- WORK REQUEST
All lines of the records below that contain the word "title" must be listed.

- EXTRACTED DATA
—————
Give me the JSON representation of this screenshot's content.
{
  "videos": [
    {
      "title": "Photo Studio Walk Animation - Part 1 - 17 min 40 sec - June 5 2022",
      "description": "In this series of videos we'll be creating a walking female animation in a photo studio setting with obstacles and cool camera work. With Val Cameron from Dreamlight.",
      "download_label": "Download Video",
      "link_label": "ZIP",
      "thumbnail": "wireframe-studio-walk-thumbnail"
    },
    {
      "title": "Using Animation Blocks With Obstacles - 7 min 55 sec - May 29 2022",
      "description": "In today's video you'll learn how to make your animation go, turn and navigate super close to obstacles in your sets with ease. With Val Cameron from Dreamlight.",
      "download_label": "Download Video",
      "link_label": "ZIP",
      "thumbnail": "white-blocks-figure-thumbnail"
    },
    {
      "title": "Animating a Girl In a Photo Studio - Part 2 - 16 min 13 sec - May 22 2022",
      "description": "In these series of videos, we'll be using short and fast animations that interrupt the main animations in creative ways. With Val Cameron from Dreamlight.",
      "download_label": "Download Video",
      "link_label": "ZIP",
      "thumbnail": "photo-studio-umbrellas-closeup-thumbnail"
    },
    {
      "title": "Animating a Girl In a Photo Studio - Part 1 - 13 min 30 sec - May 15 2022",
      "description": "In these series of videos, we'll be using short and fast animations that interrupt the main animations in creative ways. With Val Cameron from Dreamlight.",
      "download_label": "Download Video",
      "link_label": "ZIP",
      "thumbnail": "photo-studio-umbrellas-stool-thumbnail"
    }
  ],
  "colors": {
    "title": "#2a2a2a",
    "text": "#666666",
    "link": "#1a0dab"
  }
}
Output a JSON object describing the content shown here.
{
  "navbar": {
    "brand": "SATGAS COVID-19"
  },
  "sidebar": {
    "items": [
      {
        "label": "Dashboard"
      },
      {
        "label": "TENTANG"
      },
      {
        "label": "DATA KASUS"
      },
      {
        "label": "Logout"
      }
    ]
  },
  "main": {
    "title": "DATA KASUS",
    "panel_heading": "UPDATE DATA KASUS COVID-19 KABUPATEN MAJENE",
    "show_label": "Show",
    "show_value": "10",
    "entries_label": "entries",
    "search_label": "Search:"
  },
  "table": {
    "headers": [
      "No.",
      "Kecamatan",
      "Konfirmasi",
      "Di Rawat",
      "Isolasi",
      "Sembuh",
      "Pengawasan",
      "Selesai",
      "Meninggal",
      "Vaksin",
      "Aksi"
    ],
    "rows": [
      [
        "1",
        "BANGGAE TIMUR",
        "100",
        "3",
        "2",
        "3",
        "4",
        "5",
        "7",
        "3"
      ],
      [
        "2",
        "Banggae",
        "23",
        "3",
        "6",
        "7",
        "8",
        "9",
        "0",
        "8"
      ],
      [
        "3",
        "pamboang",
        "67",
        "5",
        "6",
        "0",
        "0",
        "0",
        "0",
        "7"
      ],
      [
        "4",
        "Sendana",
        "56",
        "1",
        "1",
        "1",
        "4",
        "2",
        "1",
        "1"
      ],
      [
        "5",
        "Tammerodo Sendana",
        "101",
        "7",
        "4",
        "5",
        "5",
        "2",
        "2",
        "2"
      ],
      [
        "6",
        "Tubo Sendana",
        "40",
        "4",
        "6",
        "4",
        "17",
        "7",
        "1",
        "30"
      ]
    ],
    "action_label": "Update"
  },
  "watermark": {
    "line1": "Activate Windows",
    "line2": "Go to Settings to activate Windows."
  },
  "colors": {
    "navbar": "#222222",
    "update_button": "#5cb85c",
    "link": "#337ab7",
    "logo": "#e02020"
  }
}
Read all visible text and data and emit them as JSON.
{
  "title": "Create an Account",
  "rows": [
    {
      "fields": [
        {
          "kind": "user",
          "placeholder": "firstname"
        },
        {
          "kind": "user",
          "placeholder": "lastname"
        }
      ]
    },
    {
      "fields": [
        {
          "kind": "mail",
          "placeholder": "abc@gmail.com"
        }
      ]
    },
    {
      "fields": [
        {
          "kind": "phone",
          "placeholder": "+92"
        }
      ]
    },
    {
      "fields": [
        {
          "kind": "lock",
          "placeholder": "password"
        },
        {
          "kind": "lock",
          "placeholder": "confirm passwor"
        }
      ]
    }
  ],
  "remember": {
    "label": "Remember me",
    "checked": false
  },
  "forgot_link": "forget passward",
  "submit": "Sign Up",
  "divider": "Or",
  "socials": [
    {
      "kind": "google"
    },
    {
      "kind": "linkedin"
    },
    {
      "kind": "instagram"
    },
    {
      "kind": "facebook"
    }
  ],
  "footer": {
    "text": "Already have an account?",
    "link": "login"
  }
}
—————
- EXERCISE RESULT
      "title": "Photo Studio Walk Animation - Part 1 - 17 min 40 sec - June 5 2022",
      "title": "Using Animation Blocks With Obstacles - 7 min 55 sec - May 29 2022",
      "title": "Animating a Girl In a Photo Studio - Part 2 - 16 min 13 sec - May 22 2022",
      "title": "Animating a Girl In a Photo Studio - Part 1 - 13 min 30 sec - May 15 2022",
    "title": "#2a2a2a",
    "title": "DATA KASUS",
  "title": "Create an Account",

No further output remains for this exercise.